   The appeal was a great surprise. Festus himself was probably annoyed. It would not be agreeable to him to have his jurisdiction superseded on this the first occasion of holding a public inquiry. But there was no question that the appeal was admissible, and Festus had therefore no alternative. How strangely God was fulfilling His own word, So must thou bear witness also at Rome (Acts 23:11)! Paul had always desired to visit the imperial city, to bear thither the message of the Cross; but he never expected to go under the safeguard of Roman soldiers and at Roman expense. “Deep in unfathomable mines of never-failing skill” God fulfills His purposes. —Through the Bible Day by Day

Acts 25:13-27 – ​Seeking Charges against His Prisoner
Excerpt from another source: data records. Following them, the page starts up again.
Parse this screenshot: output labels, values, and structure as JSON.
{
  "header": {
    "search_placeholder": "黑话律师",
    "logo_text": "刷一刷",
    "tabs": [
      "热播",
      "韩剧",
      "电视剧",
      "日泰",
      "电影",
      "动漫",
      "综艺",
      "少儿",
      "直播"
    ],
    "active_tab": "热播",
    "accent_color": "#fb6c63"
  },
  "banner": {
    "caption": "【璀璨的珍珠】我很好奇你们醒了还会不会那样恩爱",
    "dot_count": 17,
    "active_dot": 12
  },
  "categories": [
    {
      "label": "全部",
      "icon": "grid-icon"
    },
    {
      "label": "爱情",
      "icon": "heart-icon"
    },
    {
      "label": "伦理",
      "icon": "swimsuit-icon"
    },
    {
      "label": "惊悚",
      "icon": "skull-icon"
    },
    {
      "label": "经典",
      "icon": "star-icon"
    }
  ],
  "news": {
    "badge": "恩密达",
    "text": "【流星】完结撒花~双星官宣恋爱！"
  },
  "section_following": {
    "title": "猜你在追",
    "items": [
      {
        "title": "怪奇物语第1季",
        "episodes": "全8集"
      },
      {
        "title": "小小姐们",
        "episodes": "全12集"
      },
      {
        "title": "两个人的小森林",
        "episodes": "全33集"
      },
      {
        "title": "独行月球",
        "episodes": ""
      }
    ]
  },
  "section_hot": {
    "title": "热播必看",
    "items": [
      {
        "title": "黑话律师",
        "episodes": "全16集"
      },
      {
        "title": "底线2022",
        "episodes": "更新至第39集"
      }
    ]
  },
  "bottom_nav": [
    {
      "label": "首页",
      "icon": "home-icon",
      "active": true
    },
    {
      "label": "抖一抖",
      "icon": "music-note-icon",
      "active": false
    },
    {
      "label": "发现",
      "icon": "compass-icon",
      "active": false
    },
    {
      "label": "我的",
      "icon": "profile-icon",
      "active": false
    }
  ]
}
   Mark the difference with which these two men regarded our Lord. To the one, He was the supreme object of his affection and his life; to the other, He was “one Jesus” (Acts 25:19). Notice also that Paul had made clear his belief that Jesus was alive. Evidently the risen Christ had been the burden of Paul’s preaching. Even Festus had come to understand that, although he would not accept it as true.
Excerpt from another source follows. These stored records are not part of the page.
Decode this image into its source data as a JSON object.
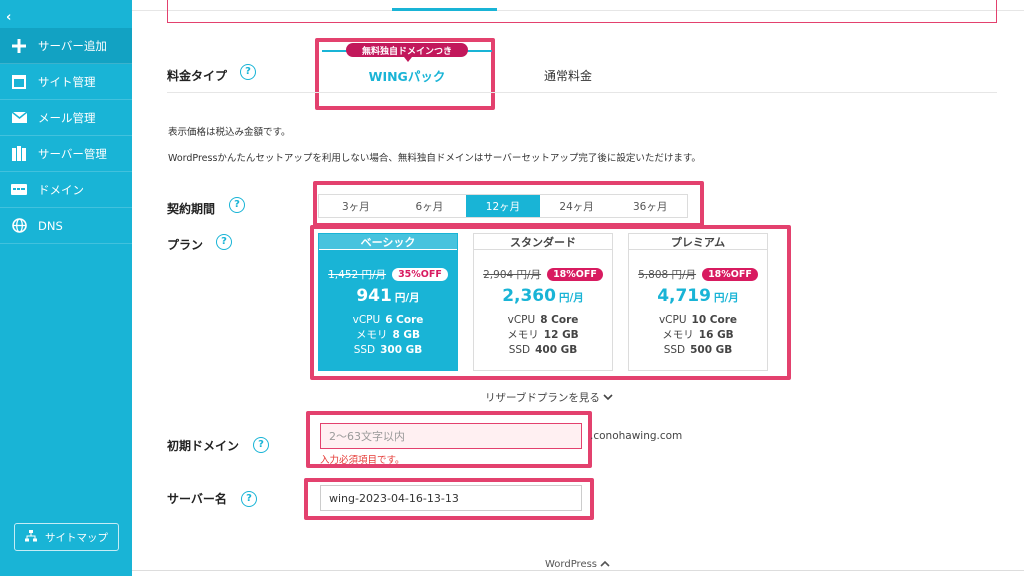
{
  "sidebar": {
    "collapse_icon": "chevron-left-icon",
    "items": [
      {
        "label": "サーバー追加",
        "icon": "plus-icon"
      },
      {
        "label": "サイト管理",
        "icon": "window-icon"
      },
      {
        "label": "メール管理",
        "icon": "mail-icon"
      },
      {
        "label": "サーバー管理",
        "icon": "server-icon"
      },
      {
        "label": "ドメイン",
        "icon": "domain-icon"
      },
      {
        "label": "DNS",
        "icon": "globe-icon"
      }
    ],
    "sitemap_label": "サイトマップ"
  },
  "price_type": {
    "label": "料金タイプ",
    "badge": "無料独自ドメインつき",
    "wing_tab": "WINGパック",
    "normal_tab": "通常料金"
  },
  "notes": {
    "tax": "表示価格は税込み金額です。",
    "domain_note": "WordPressかんたんセットアップを利用しない場合、無料独自ドメインはサーバーセットアップ完了後に設定いただけます。"
  },
  "period": {
    "label": "契約期間",
    "options": [
      "3ヶ月",
      "6ヶ月",
      "12ヶ月",
      "24ヶ月",
      "36ヶ月"
    ],
    "selected": "12ヶ月"
  },
  "plan": {
    "label": "プラン",
    "plans": [
      {
        "name": "ベーシック",
        "old_price": "1,452 円/月",
        "discount": "35%OFF",
        "price": "941",
        "unit": "円/月",
        "vcpu_label": "vCPU",
        "vcpu": "6 Core",
        "mem_label": "メモリ",
        "mem": "8 GB",
        "ssd_label": "SSD",
        "ssd": "300 GB"
      },
      {
        "name": "スタンダード",
        "old_price": "2,904 円/月",
        "discount": "18%OFF",
        "price": "2,360",
        "unit": "円/月",
        "vcpu_label": "vCPU",
        "vcpu": "8 Core",
        "mem_label": "メモリ",
        "mem": "12 GB",
        "ssd_label": "SSD",
        "ssd": "400 GB"
      },
      {
        "name": "プレミアム",
        "old_price": "5,808 円/月",
        "discount": "18%OFF",
        "price": "4,719",
        "unit": "円/月",
        "vcpu_label": "vCPU",
        "vcpu": "10 Core",
        "mem_label": "メモリ",
        "mem": "16 GB",
        "ssd_label": "SSD",
        "ssd": "500 GB"
      }
    ],
    "selected": "ベーシック",
    "reserved_link": "リザーブドプランを見る"
  },
  "initial_domain": {
    "label": "初期ドメイン",
    "placeholder": "2～63文字以内",
    "value": "",
    "suffix": ".conohawing.com",
    "error": "入力必須項目です。"
  },
  "server_name": {
    "label": "サーバー名",
    "value": "wing-2023-04-16-13-13"
  },
  "wordpress_toggle": {
    "label": "WordPress",
    "icon": "chevron-up-icon"
  },
  "colors": {
    "accent": "#19b4d6",
    "highlight": "#e3416e",
    "badge": "#c2185b",
    "error": "#e53935"
  }
}
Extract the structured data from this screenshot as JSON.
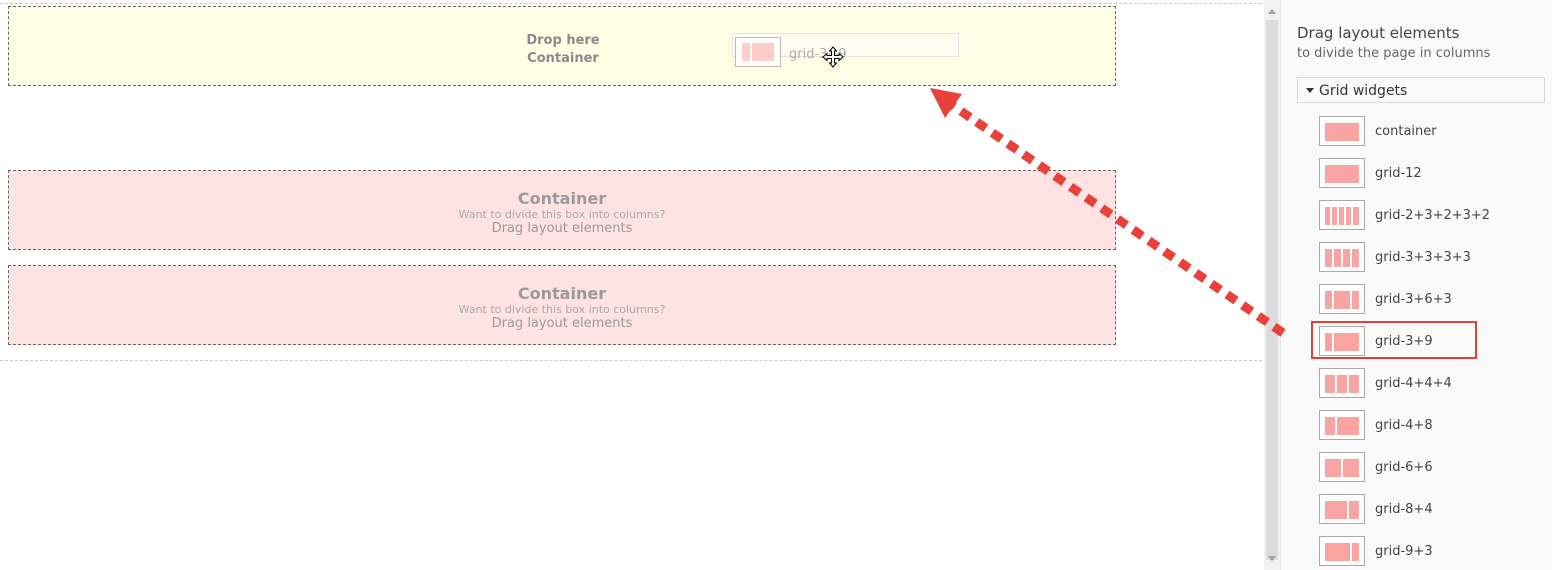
{
  "canvas": {
    "drop_box": {
      "line1": "Drop here",
      "line2": "Container"
    },
    "drag_ghost_label": "grid-3+9",
    "containers": [
      {
        "title": "Container",
        "subtitle": "Want to divide this box into columns?",
        "hint": "Drag layout elements"
      },
      {
        "title": "Container",
        "subtitle": "Want to divide this box into columns?",
        "hint": "Drag layout elements"
      }
    ]
  },
  "sidebar": {
    "title": "Drag layout elements",
    "subtitle": "to divide the page in columns",
    "section_label": "Grid widgets",
    "widgets": [
      {
        "label": "container",
        "icon": "layout-container-icon"
      },
      {
        "label": "grid-12",
        "icon": "layout-grid-12-icon"
      },
      {
        "label": "grid-2+3+2+3+2",
        "icon": "layout-grid-2-3-2-3-2-icon"
      },
      {
        "label": "grid-3+3+3+3",
        "icon": "layout-grid-3-3-3-3-icon"
      },
      {
        "label": "grid-3+6+3",
        "icon": "layout-grid-3-6-3-icon"
      },
      {
        "label": "grid-3+9",
        "icon": "layout-grid-3-9-icon",
        "highlighted": true
      },
      {
        "label": "grid-4+4+4",
        "icon": "layout-grid-4-4-4-icon"
      },
      {
        "label": "grid-4+8",
        "icon": "layout-grid-4-8-icon"
      },
      {
        "label": "grid-6+6",
        "icon": "layout-grid-6-6-icon"
      },
      {
        "label": "grid-8+4",
        "icon": "layout-grid-8-4-icon"
      },
      {
        "label": "grid-9+3",
        "icon": "layout-grid-9-3-icon"
      }
    ]
  },
  "colors": {
    "drop_zone_bg": "#fefee4",
    "container_bg": "#ffe3e3",
    "widget_fill": "#f9a3a3",
    "highlight": "#e0403a",
    "arrow": "#e8403a"
  }
}
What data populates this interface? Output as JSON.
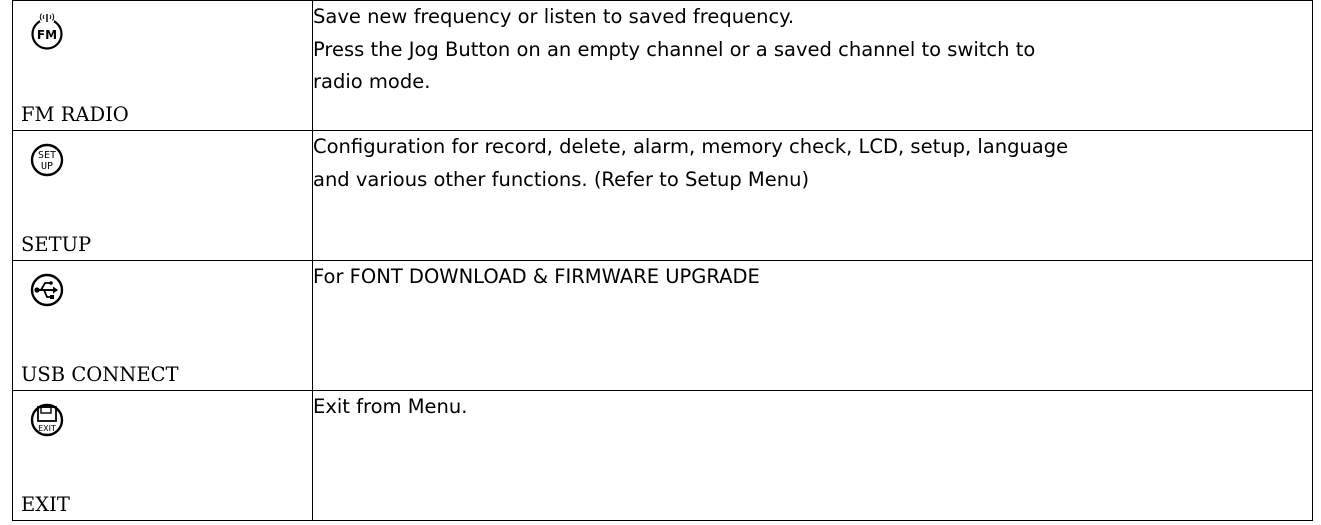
{
  "rows": [
    {
      "icon": "fm-radio-icon",
      "label": "FM RADIO",
      "lines": [
        "Save new frequency or listen to saved frequency.",
        "Press the Jog Button on an empty channel or a saved channel to switch to",
        "radio mode."
      ]
    },
    {
      "icon": "setup-icon",
      "label": "SETUP",
      "lines": [
        "Configuration for record, delete, alarm, memory check, LCD, setup, language",
        "and various other functions. (Refer to Setup Menu)"
      ]
    },
    {
      "icon": "usb-connect-icon",
      "label": "USB CONNECT",
      "lines": [
        "For FONT DOWNLOAD & FIRMWARE UPGRADE"
      ]
    },
    {
      "icon": "exit-icon",
      "label": "EXIT",
      "lines": [
        "Exit from Menu."
      ]
    }
  ],
  "icon_text": {
    "fm": "FM",
    "setup_top": "SET",
    "setup_bottom": "UP",
    "exit": "EXIT"
  }
}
   The Apostle’s audience on the morrow was the most dignified and influential that he had addressed up to this point. As the Lord told Ananias that Saul had been chosen to bear His name before Gentiles and kings and the Children of Israel, so it came to pass. See Acts 9:15. There is no doubt that Paul was lifted far above the thought or fear of man by the consciousness that the Lord was standing by to strengthen him, so that through him the gospel might be fully known. Let us view every circumstance in our experience as the lamp-stand on which to place the lamp of testimony. It is a good thing to ask, “How far will this promote my Lord’s business?” —Through the Bible Day by Day

Acts 25:19—One Jesus, which was dead, whom Paul affirmed to be alive.
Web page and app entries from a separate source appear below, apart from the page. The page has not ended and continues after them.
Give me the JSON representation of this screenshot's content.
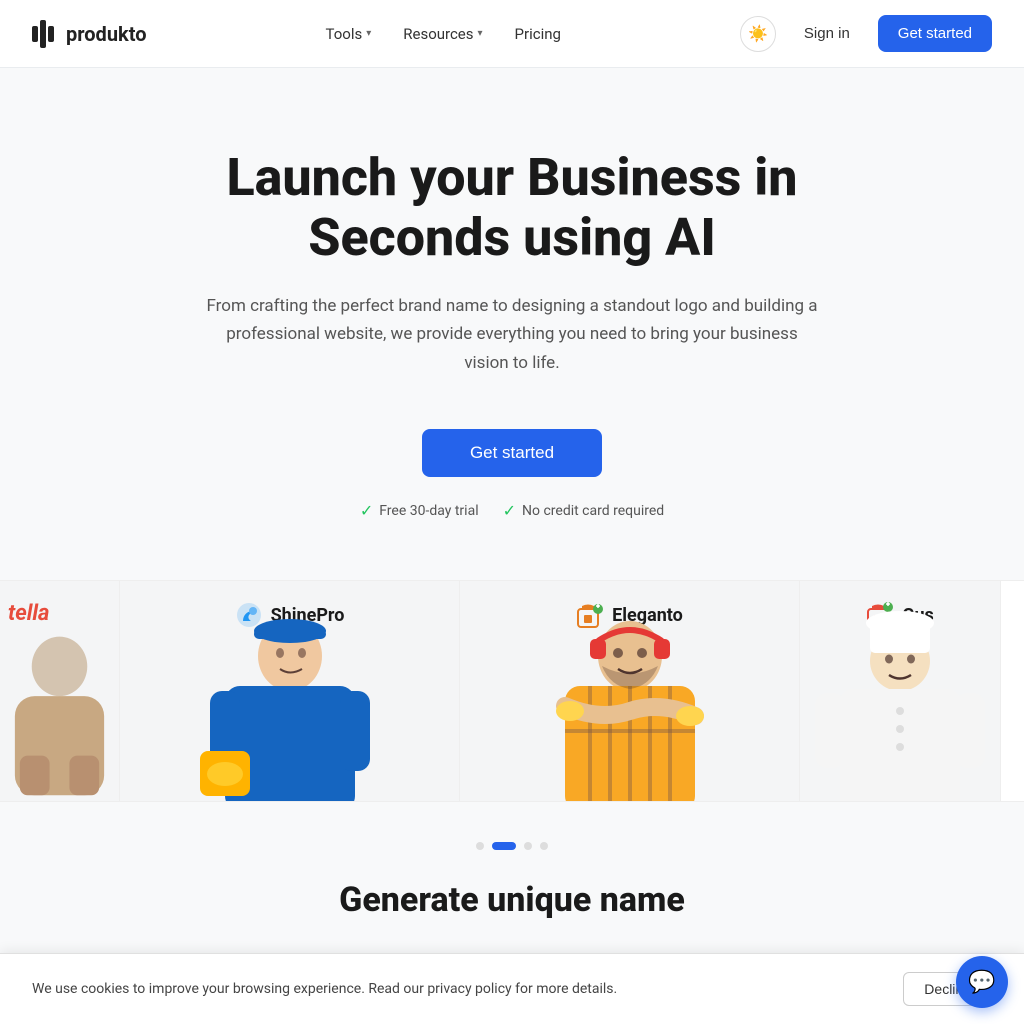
{
  "nav": {
    "logo_text": "produkto",
    "links": [
      {
        "label": "Tools",
        "has_dropdown": true
      },
      {
        "label": "Resources",
        "has_dropdown": true
      },
      {
        "label": "Pricing",
        "has_dropdown": false
      }
    ],
    "sign_in": "Sign in",
    "get_started": "Get started"
  },
  "hero": {
    "title_line1": "Launch your Business in",
    "title_line2": "Seconds using AI",
    "description": "From crafting the perfect brand name to designing a standout logo and building a professional website, we provide everything you need to bring your business vision to life.",
    "cta_label": "Get started",
    "badge1": "Free 30-day trial",
    "badge2": "No credit card required"
  },
  "logos": [
    {
      "name": "tella",
      "partial": true
    },
    {
      "name": "ShinePro",
      "icon_color": "#2196f3"
    },
    {
      "name": "Eleganto",
      "icon_color": "#e67e22"
    },
    {
      "name": "Gusto",
      "icon_color": "#e74c3c",
      "partial_right": true
    }
  ],
  "bottom": {
    "title": "Generate unique name"
  },
  "cookie": {
    "text": "We use cookies to improve your browsing experience. Read our privacy policy for more details.",
    "decline_label": "Decline"
  }
}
​   Festus talked lightly enough about Jesus. It was only a question in his mind of some Jewish superstition hardly worth debating. What did it matter to him or his imperial master whether Jesus were alive or dead? And was it not a fact that he was dead, crucified under Pontius Pilate? How little Festus realized the importance of that death, not to the Jews alone, but to himself! How little he understood that his own continued life was due to that death of which he spoke so lightly! Generations of luxury and years of self-indulgence had blunted his perception: as for all religious questions—they were mere superstition! And with respect to religious enthusiasm, as it appeared in Paul, he could find in his own history nothing that could account for or explain it.
   Contrast with this sated worldling—a flatterer, an office-seeker, prepared to sell his soul for gold—the noble apostle whose character stands out in unsullied light. Though Christ had died, according to the Scriptures, he knew that He had risen, and was alive for evermore. His faith did not go back to the cross, but rose perpetually to the throne. He who was dead, was living for evermore; sharing His servant’s sorrows, and supplying hourly grace for his every need.
   He affirmed that He was alive. On the abundant testimony of those who had spoken with Him after his resurrection; on the strength of his own vision when Jesus had laid an arrest on him hard by Damascus; because of the mighty works that emanated from his hand; because of the daily fellowship which brought him into the presence of his Lord, in spite of clanking chain and iron bar—he affirmed that Jesus was alive. —Our Daily Homily